Facial reconstruction

Search LJMU Research Online

Browse Repository | Browse E-Theses

Dissociating the influence of perceptual biases and contextual artefacts within target configurations during the planning and control of visually-guided action

Roberts, JW, Gerber, N, Wakefield, C and Simmonds, P Dissociating the influence of perceptual biases and contextual artefacts within target configurations during the planning and control of visually-guided action. Motor Control. ISSN 1087-1640 (Accepted)

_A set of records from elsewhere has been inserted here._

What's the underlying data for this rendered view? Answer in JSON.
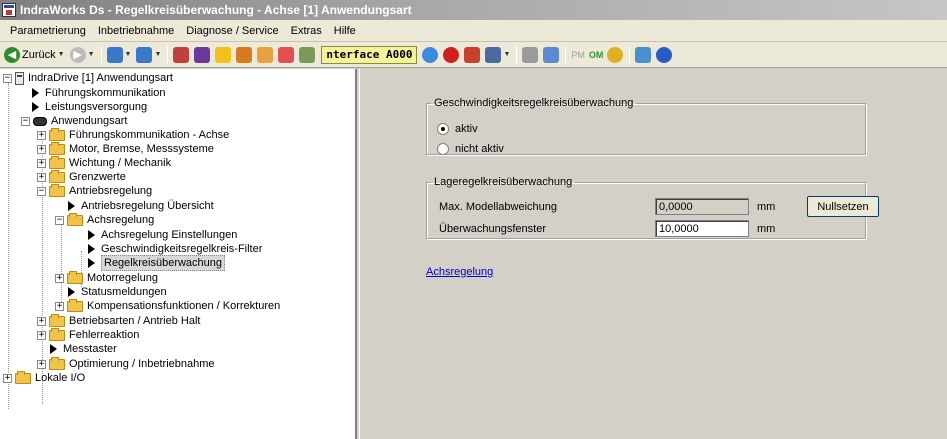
{
  "window": {
    "title": "IndraWorks Ds - Regelkreisüberwachung - Achse [1] Anwendungsart"
  },
  "menu": {
    "items": [
      "Parametrierung",
      "Inbetriebnahme",
      "Diagnose / Service",
      "Extras",
      "Hilfe"
    ]
  },
  "toolbar": {
    "back_label": "Zurück",
    "terminal_text": "nterface  A000",
    "pm_label": "PM",
    "om_label": "OM"
  },
  "tree": {
    "items": [
      {
        "label": "IndraDrive [1] Anwendungsart",
        "icon": "drive-icon",
        "expander": "minus"
      },
      {
        "label": "Führungskommunikation",
        "icon": "arrow-icon"
      },
      {
        "label": "Leistungsversorgung",
        "icon": "arrow-icon"
      },
      {
        "label": "Anwendungsart",
        "icon": "disk-icon",
        "expander": "minus"
      },
      {
        "label": "Führungskommunikation - Achse",
        "icon": "folder-icon",
        "expander": "plus"
      },
      {
        "label": "Motor, Bremse, Messsysteme",
        "icon": "folder-icon",
        "expander": "plus"
      },
      {
        "label": "Wichtung / Mechanik",
        "icon": "folder-icon",
        "expander": "plus"
      },
      {
        "label": "Grenzwerte",
        "icon": "folder-icon",
        "expander": "plus"
      },
      {
        "label": "Antriebsregelung",
        "icon": "folder-icon",
        "expander": "minus"
      },
      {
        "label": "Antriebsregelung Übersicht",
        "icon": "arrow-icon"
      },
      {
        "label": "Achsregelung",
        "icon": "folder-icon",
        "expander": "minus"
      },
      {
        "label": "Achsregelung Einstellungen",
        "icon": "arrow-icon"
      },
      {
        "label": "Geschwindigkeitsregelkreis-Filter",
        "icon": "arrow-icon"
      },
      {
        "label": "Regelkreisüberwachung",
        "icon": "arrow-icon",
        "selected": true
      },
      {
        "label": "Motorregelung",
        "icon": "folder-icon",
        "expander": "plus"
      },
      {
        "label": "Statusmeldungen",
        "icon": "arrow-icon"
      },
      {
        "label": "Kompensationsfunktionen / Korrekturen",
        "icon": "folder-icon",
        "expander": "plus"
      },
      {
        "label": "Betriebsarten / Antrieb Halt",
        "icon": "folder-icon",
        "expander": "plus"
      },
      {
        "label": "Fehlerreaktion",
        "icon": "folder-icon",
        "expander": "plus"
      },
      {
        "label": "Messtaster",
        "icon": "arrow-icon"
      },
      {
        "label": "Optimierung / Inbetriebnahme",
        "icon": "folder-icon",
        "expander": "plus"
      },
      {
        "label": "Lokale I/O",
        "icon": "folder-icon",
        "expander": "plus"
      }
    ]
  },
  "content": {
    "speed_group": {
      "legend": "Geschwindigkeitsregelkreisüberwachung",
      "options": [
        "aktiv",
        "nicht aktiv"
      ],
      "selected": "aktiv"
    },
    "position_group": {
      "legend": "Lageregelkreisüberwachung",
      "max_deviation_label": "Max. Modellabweichung",
      "max_deviation_value": "0,0000",
      "max_deviation_unit": "mm",
      "reset_button": "Nullsetzen",
      "window_label": "Überwachungsfenster",
      "window_value": "10,0000",
      "window_unit": "mm"
    },
    "link_label": "Achsregelung"
  }
}
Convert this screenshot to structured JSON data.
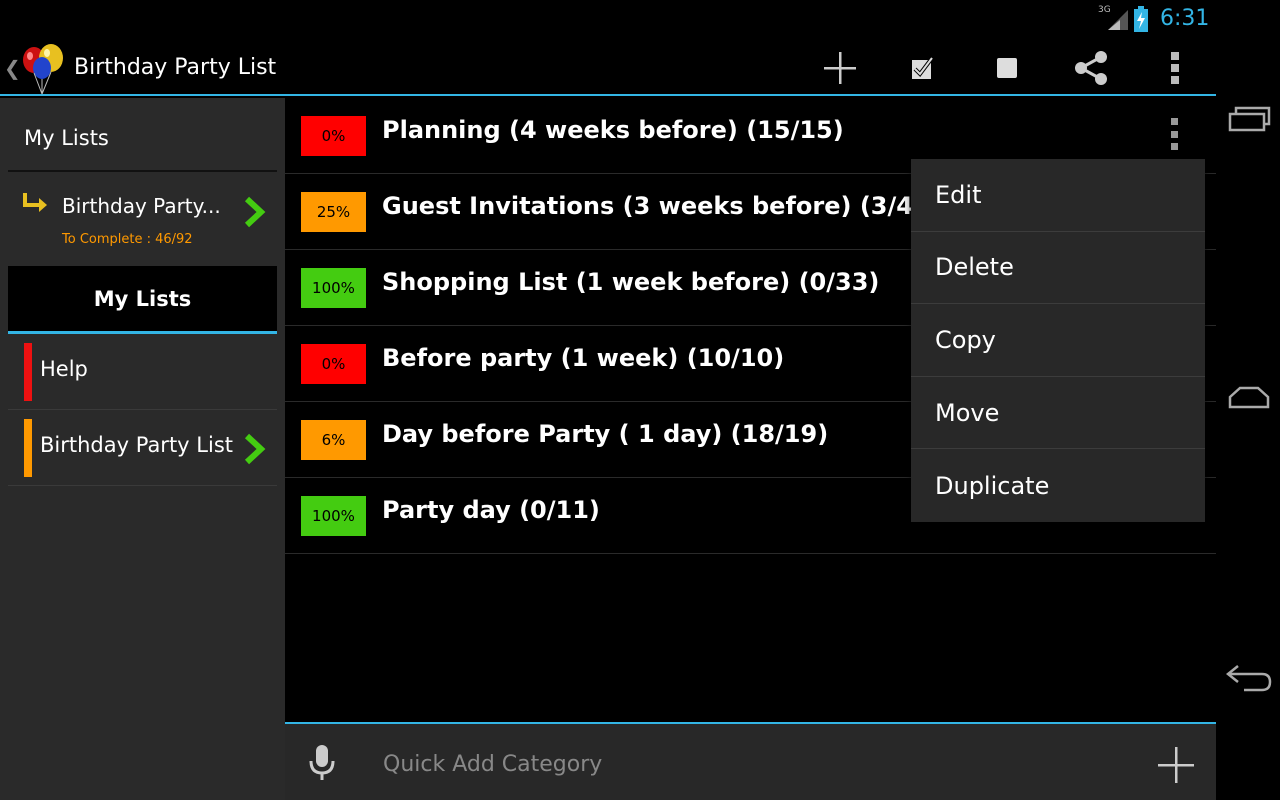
{
  "status": {
    "network": "3G",
    "time": "6:31"
  },
  "actionbar": {
    "title": "Birthday Party List",
    "icons": [
      "back-icon",
      "balloons-logo-icon",
      "add-icon",
      "checkbox-checked-icon",
      "checkbox-empty-icon",
      "share-icon",
      "overflow-icon"
    ]
  },
  "sidebar": {
    "header": "My Lists",
    "current_list": {
      "name": "Birthday Party...",
      "subtitle": "To Complete : 46/92"
    },
    "tab_label": "My Lists",
    "items": [
      {
        "label": "Help",
        "color": "#ee1111"
      },
      {
        "label": "Birthday Party List",
        "color": "#ff9900"
      }
    ]
  },
  "categories": [
    {
      "percent": "0%",
      "title": "Planning (4 weeks before) (15/15)",
      "color": "#ff0000"
    },
    {
      "percent": "25%",
      "title": "Guest Invitations (3 weeks before) (3/4)",
      "color": "#ff9900"
    },
    {
      "percent": "100%",
      "title": "Shopping List (1 week before) (0/33)",
      "color": "#44cc11"
    },
    {
      "percent": "0%",
      "title": "Before party (1 week) (10/10)",
      "color": "#ff0000"
    },
    {
      "percent": "6%",
      "title": "Day before Party ( 1 day) (18/19)",
      "color": "#ff9900"
    },
    {
      "percent": "100%",
      "title": "Party day (0/11)",
      "color": "#44cc11"
    }
  ],
  "popup_menu": [
    "Edit",
    "Delete",
    "Copy",
    "Move",
    "Duplicate"
  ],
  "quick_add": {
    "placeholder": "Quick Add Category"
  },
  "colors": {
    "accent": "#33b5e5",
    "panel": "#2a2a2a",
    "chevron": "#44cc11"
  }
}
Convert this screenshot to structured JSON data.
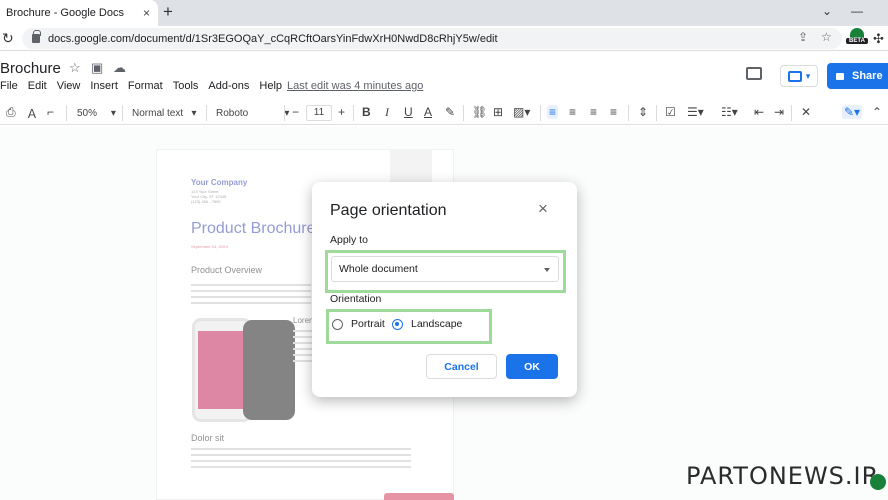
{
  "browser": {
    "tab_title": "Brochure - Google Docs",
    "tab_close": "×",
    "new_tab": "+",
    "url": "docs.google.com/document/d/1Sr3EGOQaY_cCqRCftOarsYinFdwXrH0NwdD8cRhjY5w/edit",
    "extension_badge": "BETA"
  },
  "docs": {
    "title": "Brochure",
    "menus": [
      "File",
      "Edit",
      "View",
      "Insert",
      "Format",
      "Tools",
      "Add-ons",
      "Help"
    ],
    "last_edit": "Last edit was 4 minutes ago",
    "share_label": "Share"
  },
  "toolbar": {
    "zoom": "50%",
    "style": "Normal text",
    "font": "Roboto",
    "font_size": "11",
    "minus": "−",
    "plus": "+",
    "bold": "B",
    "italic": "I",
    "underline": "U",
    "text_color": "A"
  },
  "document": {
    "company": "Your Company",
    "address": [
      "123 Your Street",
      "Your City, ST 12345",
      "(123) 456 - 7890"
    ],
    "heading": "Product Brochure",
    "date": "September 04, 20XX",
    "overview": "Product Overview",
    "lorem_heading": "Lorem",
    "dolor_heading": "Dolor sit"
  },
  "dialog": {
    "title": "Page orientation",
    "close": "×",
    "apply_to_label": "Apply to",
    "apply_to_value": "Whole document",
    "orientation_label": "Orientation",
    "portrait_label": "Portrait",
    "landscape_label": "Landscape",
    "selected_orientation": "Landscape",
    "cancel_label": "Cancel",
    "ok_label": "OK"
  },
  "colors": {
    "accent": "#1a73e8",
    "highlight": "#9edb9b",
    "brochure_blue": "#3f4bb0",
    "brochure_pink": "#d13b5b"
  },
  "watermark": "PARTONEWS.IR"
}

[img] Text
Dissociating the influence of perceptual biases and contextual artefacts within target configurations during the planning and control of visually-guided action.pdf - Accepted Version
Restricted to Repository staff only

Download (641kB)

Abstract

The failure of perceptual illusions to elicit corresponding biases within movement supports the view of two visual pathways separately contributing to perception and action. However, several alternative findings may contest this overarching framework. The present study aimed to examine the influence of perceptual illusions within the planning and control of aiming. To achieve this, we manipulated and measured the planning/control phases by respectively perturbing the target illusion (relative size-contrast illusion; Ebbinghaus/Titchener circles) following movement onset and detecting the spatiotemporal characteristics of the movement trajectory. The perceptual bias that was indicated by the perceived target size estimates failed to correspondingly manifest within the effective target size. While movement time (specifically, time after peak velocity) was affected by the target configuration, this outcome was not consistent with the direction of the perceptual illusions. These findings advocate an influence of the surrounding contextual information (e.g., annuli) on movement control that is independent of the direction predicted by the illusion.

Item Type: Article
Additional Information: Accepted author manuscript version reprinted, by permission, from Motor Control, 2021 (ahead of print). © Human Kinetics, Inc.
Uncontrolled Keywords: 1106 Human Movement and Sports Sciences, 1701 Psychology
Subjects: B Philosophy. Psychology. Religion > BF Psychology
R Medicine > RC Internal medicine > RC1200 Sports Medicine
Divisions: Sport & Exercise Sciences
Publisher: Human Kinetics
Date Deposited: 29 Mar 2021 11:30
Last Modified: 29 Mar 2021 11:30
URI: https://researchonline.ljmu.ac.uk/id/eprint/14706

Actions (login required)

View Item View Item